On The Shores Of A Huge African Lake

What do you say we plan a day at the lake?

Sounds nice, right?

Since I was a boy, I’ve loved going to the lake—to swim, to fish, to picnic, all of it done with the water, the waves, the shore, the breeze, and the loon’s call setting this scene of peaceful invigoration.

Now how about a day at the lake—in Africa?

Tropical fish, tropical plant life, tropical people.

This we gotta see.

After last week’s piece describing the natural splendor around Tanzanian’s southwestern city, Tukuyu, we now follow my journey in early July as I headed a bit further south. I planned for a couple of nights in a village called Matema Beach right on the northern tip of giant Lake Nyasa.

Along the two hour ride via minibus and then switching to a van, the tropical aspect made itself known.

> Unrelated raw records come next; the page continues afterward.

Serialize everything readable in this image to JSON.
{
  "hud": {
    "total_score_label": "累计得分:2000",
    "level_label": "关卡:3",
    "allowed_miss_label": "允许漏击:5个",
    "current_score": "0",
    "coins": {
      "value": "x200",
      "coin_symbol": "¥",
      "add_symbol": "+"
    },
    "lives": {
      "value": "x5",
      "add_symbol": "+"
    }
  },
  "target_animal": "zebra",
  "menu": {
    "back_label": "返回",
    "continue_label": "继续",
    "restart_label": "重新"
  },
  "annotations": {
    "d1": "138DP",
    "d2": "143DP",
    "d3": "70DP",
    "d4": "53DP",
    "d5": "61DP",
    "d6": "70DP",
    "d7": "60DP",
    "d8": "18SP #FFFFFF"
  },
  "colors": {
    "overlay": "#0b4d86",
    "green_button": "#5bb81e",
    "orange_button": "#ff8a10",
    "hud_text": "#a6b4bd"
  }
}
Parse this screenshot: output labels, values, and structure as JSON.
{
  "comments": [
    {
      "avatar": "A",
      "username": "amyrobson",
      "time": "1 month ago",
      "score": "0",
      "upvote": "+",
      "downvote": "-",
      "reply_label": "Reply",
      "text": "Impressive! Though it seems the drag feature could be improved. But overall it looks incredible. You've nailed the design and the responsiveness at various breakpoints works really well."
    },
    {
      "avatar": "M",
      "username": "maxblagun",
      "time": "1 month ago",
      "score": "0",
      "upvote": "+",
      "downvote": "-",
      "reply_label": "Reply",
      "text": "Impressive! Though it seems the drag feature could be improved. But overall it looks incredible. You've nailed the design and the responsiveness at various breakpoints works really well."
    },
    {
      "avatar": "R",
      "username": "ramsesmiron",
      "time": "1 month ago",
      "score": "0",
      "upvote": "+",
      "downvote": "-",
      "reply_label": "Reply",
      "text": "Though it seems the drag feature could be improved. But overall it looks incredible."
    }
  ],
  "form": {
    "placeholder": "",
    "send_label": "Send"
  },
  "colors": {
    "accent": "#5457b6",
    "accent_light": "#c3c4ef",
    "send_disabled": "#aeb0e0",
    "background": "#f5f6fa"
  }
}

Tukuyu had been heavily forested hills. Nearing the lake, one the other hand, things flattened out with palms whose fronds were so enormous, they resembled giant bushes.

We stopped frequently, once me needing to switch rides. Another time there was a lengthy pause for reasons I still don’t know. No matter. When you’re traveling like this, the journey is just as big a part of the experience as the destination.

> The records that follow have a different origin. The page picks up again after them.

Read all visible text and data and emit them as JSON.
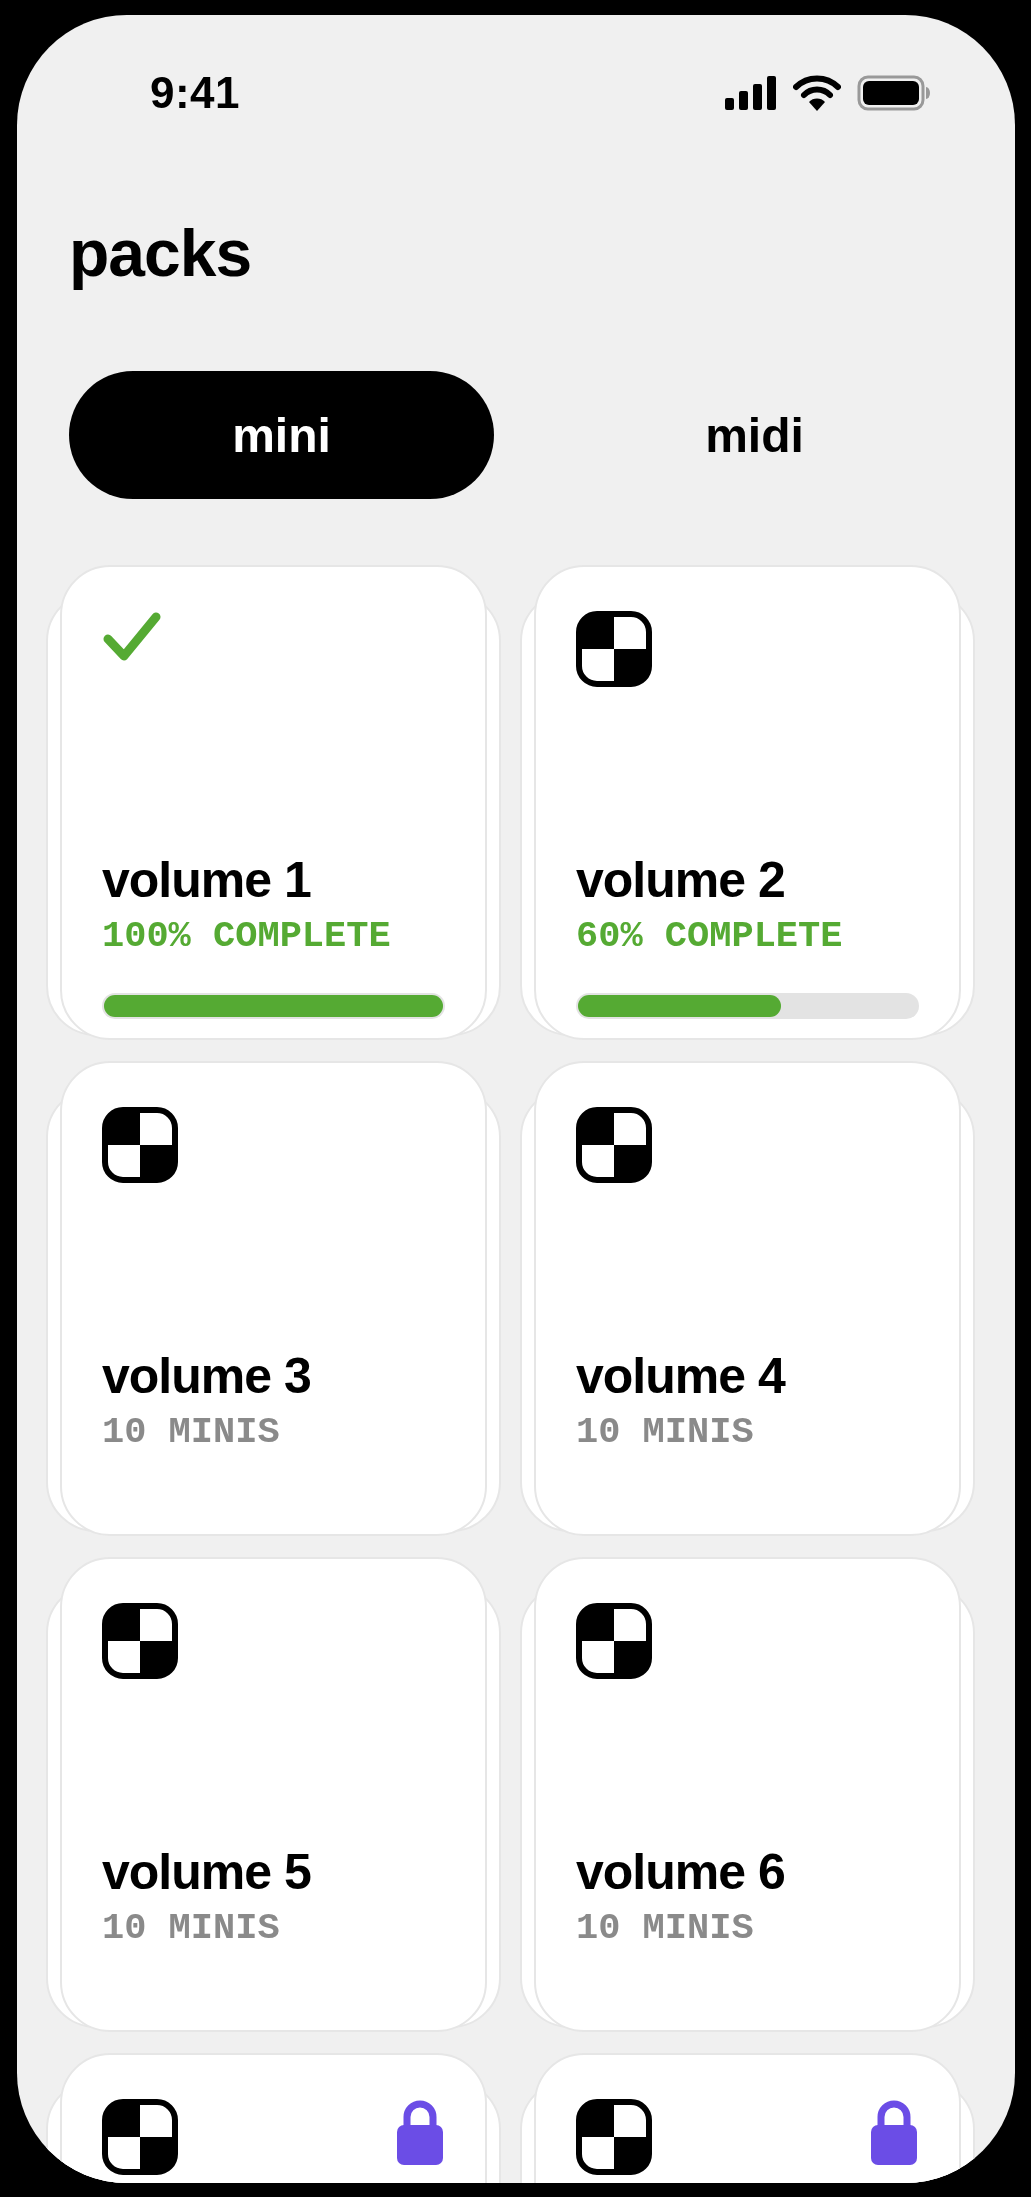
{
  "status_bar": {
    "time": "9:41"
  },
  "title": "packs",
  "tabs": [
    {
      "label": "mini",
      "selected": true
    },
    {
      "label": "midi",
      "selected": false
    }
  ],
  "cards": [
    {
      "kind": "progress",
      "title": "volume 1",
      "subtitle": "100% COMPLETE",
      "level": 1.0,
      "done": true,
      "locked": false
    },
    {
      "kind": "progress",
      "title": "volume 2",
      "subtitle": "60% COMPLETE",
      "level": 0.6,
      "done": false,
      "locked": false
    },
    {
      "kind": "count",
      "title": "volume 3",
      "subtitle": "10 MINIS",
      "done": false,
      "locked": false
    },
    {
      "kind": "count",
      "title": "volume 4",
      "subtitle": "10 MINIS",
      "done": false,
      "locked": false
    },
    {
      "kind": "count",
      "title": "volume 5",
      "subtitle": "10 MINIS",
      "done": false,
      "locked": false
    },
    {
      "kind": "count",
      "title": "volume 6",
      "subtitle": "10 MINIS",
      "done": false,
      "locked": false
    },
    {
      "kind": "count",
      "done": false,
      "locked": true
    },
    {
      "kind": "count",
      "done": false,
      "locked": true
    }
  ]
}
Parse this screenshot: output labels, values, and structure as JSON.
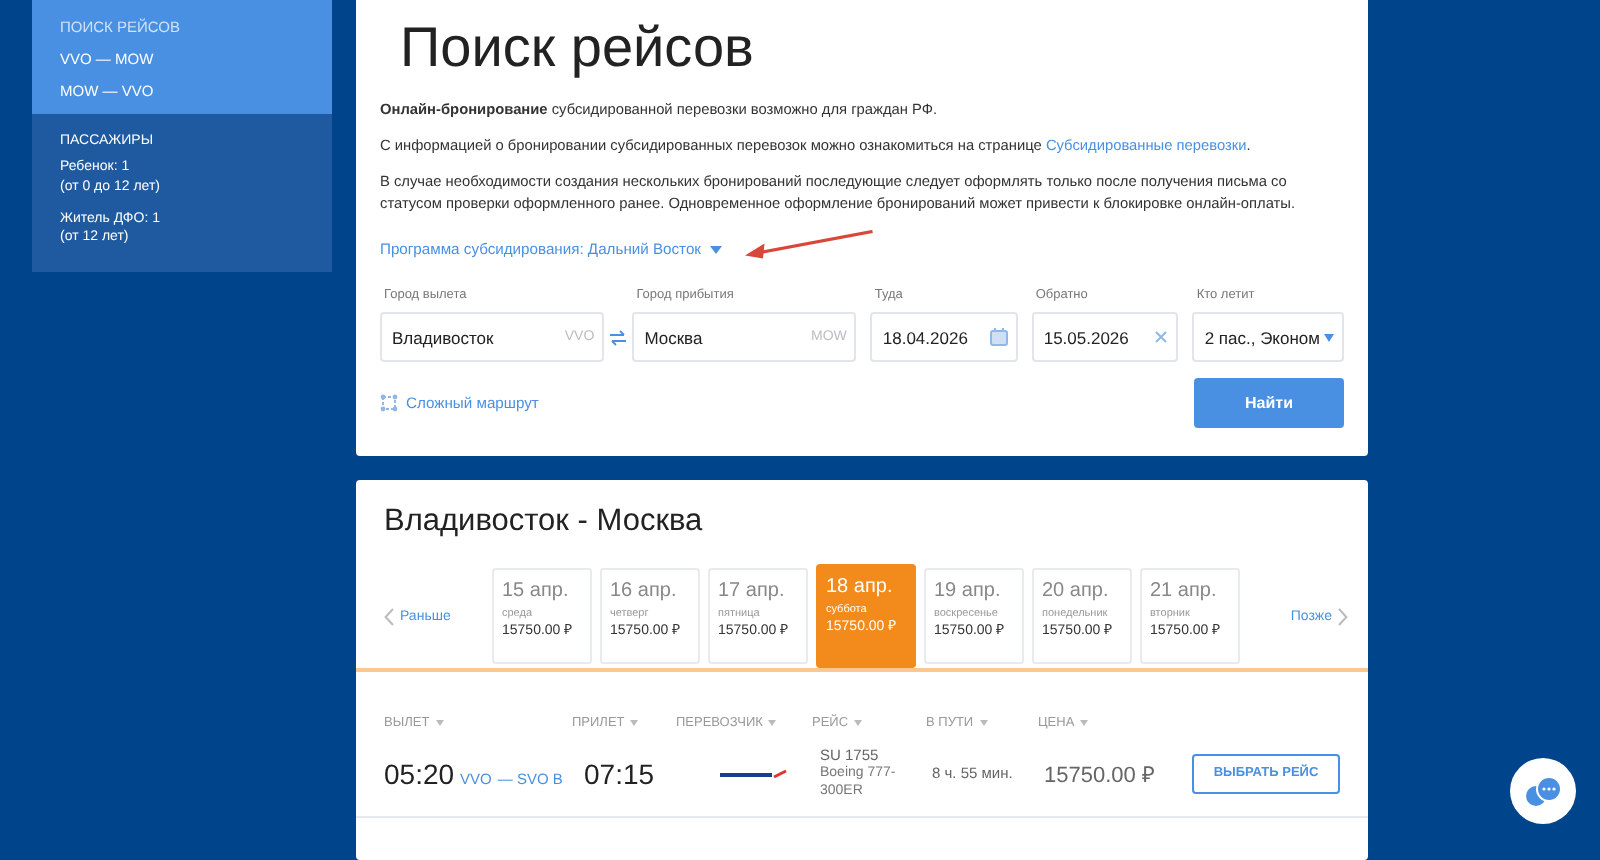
{
  "sidebar": {
    "nav": [
      {
        "label": "ПОИСК РЕЙСОВ",
        "selected": true
      },
      {
        "label": "VVO — MOW",
        "selected": false
      },
      {
        "label": "MOW — VVO",
        "selected": false
      }
    ],
    "passengers": {
      "title": "ПАССАЖИРЫ",
      "groups": [
        {
          "name": "Ребенок: 1",
          "note": "(от 0 до 12 лет)"
        },
        {
          "name": "Житель ДФО: 1",
          "note": "(от 12 лет)"
        }
      ]
    }
  },
  "search": {
    "title": "Поиск рейсов",
    "info": [
      "**Онлайн-бронирование** субсидированной перевозки возможно для граждан РФ.",
      "В случае необходимости создания нескольких бронирований последующие следует оформлять только после получения письма со статусом проверки оформленного ранее. Одновременное оформление бронирований может привести к блокировке онлайн-оплаты."
    ],
    "info_link": {
      "text": "С информацией о бронировании субсидированных перевозок можно ознакомиться на странице",
      "link": "Субсидированные перевозки",
      "end": "."
    },
    "program": "Программа субсидирования: Дальний Восток",
    "fields": [
      {
        "kind": "city",
        "label": "Город вылета",
        "value": "Владивосток",
        "code": "VVO"
      },
      {
        "kind": "city",
        "label": "Город прибытия",
        "value": "Москва",
        "code": "MOW"
      },
      {
        "kind": "date",
        "label": "Туда",
        "value": "18.04.2026"
      },
      {
        "kind": "clear",
        "label": "Обратно",
        "value": "15.05.2026"
      },
      {
        "kind": "select",
        "label": "Кто летит",
        "value": "2 пас., Эконом"
      }
    ],
    "complex_route": "Сложный маршрут",
    "submit": "Найти"
  },
  "results": {
    "title": "Владивосток - Москва",
    "earlier": "Раньше",
    "later": "Позже",
    "dates": [
      {
        "date": "15 апр.",
        "weekday": "среда",
        "price": "15750.00 ₽",
        "selected": false
      },
      {
        "date": "16 апр.",
        "weekday": "четверг",
        "price": "15750.00 ₽",
        "selected": false
      },
      {
        "date": "17 апр.",
        "weekday": "пятница",
        "price": "15750.00 ₽",
        "selected": false
      },
      {
        "date": "18 апр.",
        "weekday": "суббота",
        "price": "15750.00 ₽",
        "selected": true
      },
      {
        "date": "19 апр.",
        "weekday": "воскресенье",
        "price": "15750.00 ₽",
        "selected": false
      },
      {
        "date": "20 апр.",
        "weekday": "понедельник",
        "price": "15750.00 ₽",
        "selected": false
      },
      {
        "date": "21 апр.",
        "weekday": "вторник",
        "price": "15750.00 ₽",
        "selected": false
      }
    ],
    "columns": [
      "ВЫЛЕТ",
      "ПРИЛЕТ",
      "ПЕРЕВОЗЧИК",
      "РЕЙС",
      "В ПУТИ",
      "ЦЕНА"
    ],
    "flight": {
      "dep_time": "05:20",
      "dep_code": "VVO",
      "route": "— SVO B",
      "arr_time": "07:15",
      "flight_no": "SU 1755",
      "aircraft": "Boeing 777-300ER",
      "duration": "8 ч. 55 мин.",
      "price": "15750.00 ₽",
      "action": "ВЫБРАТЬ РЕЙС"
    }
  }
}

I hopped out to greet children and adults in the roadside village. Their tribal tongue and the brew I discovered them cooking were perhaps the only two variables in these typical Tanzanian small-town conditions.

Also typical, the boys wanted something from the foreigner. But they did give me pose, so I complied with cookies.

Different group of boys, same excitement for the camera.

The one there had a condition I hadn’t seen before–had never heard off. Half albino. His pigment-less half split him right in two.

And I think I bumped into his mom and sis behind the roadside buildings. I wanted a closer look at what I’d been seeing on this van trip south: 30-gallon barrels over a fire and filled to the brim boiling with some pasty white concoction.

They told me it was made of maize. Not sure if it was alcoholic.

We hopped back in the van and drove on for a short while before entering another village for which I was told to exit. This village was indeed the one I sought, Matema Beach. I couldn’t yet see the lake in the village center. There were wooden stands of produce and a few small shops and one-room restaurants. Before I could take in too much of this, I was approached by a man as I stood there with my suitcase. “Hello!” said the friendly, young, hefty man. “My name is Moyo.”

Not surprising, he was looking for a little cash for his guidance. But in this case, I was grateful because he took me to a guesthome my guidebook hadn’t mentioned and was only a couple hundred yards from where we were.

Off we went:

The plain leading to the lake from the north runs into the Livingstone Mountains running along the lake’s east coast.

The guesthouse was also half the price of the other lodgings and had everything I needed—and yes, it was right on the beach.

Another benefit of this guesthouse was that it was away from the others—away from the other tourists, that is, but in the middle of village activity. I put my things away, and the next thing I did was what I’d come all this way to do: take a walk on the beach.

It was equal parts natural beauty and local living:

It wasn’t all fun and games. The lake is where clothes get washed.

Scrub them clothes in the coarse sand.

Black grains in the sand

The lake also makes for a giant bathtub.

Perhaps these boys could have used a rubber ducky:

Some young guys got my attention. They were the rare adults who invited their picture taken:

This first day was just a walk on the beach. The next was a dive into the lake’s biggest impact on the villager’s lives: fishing.

Next week I show you the tree-trunk-carved canoes and the hauls they bring in each morning.

 

What say you?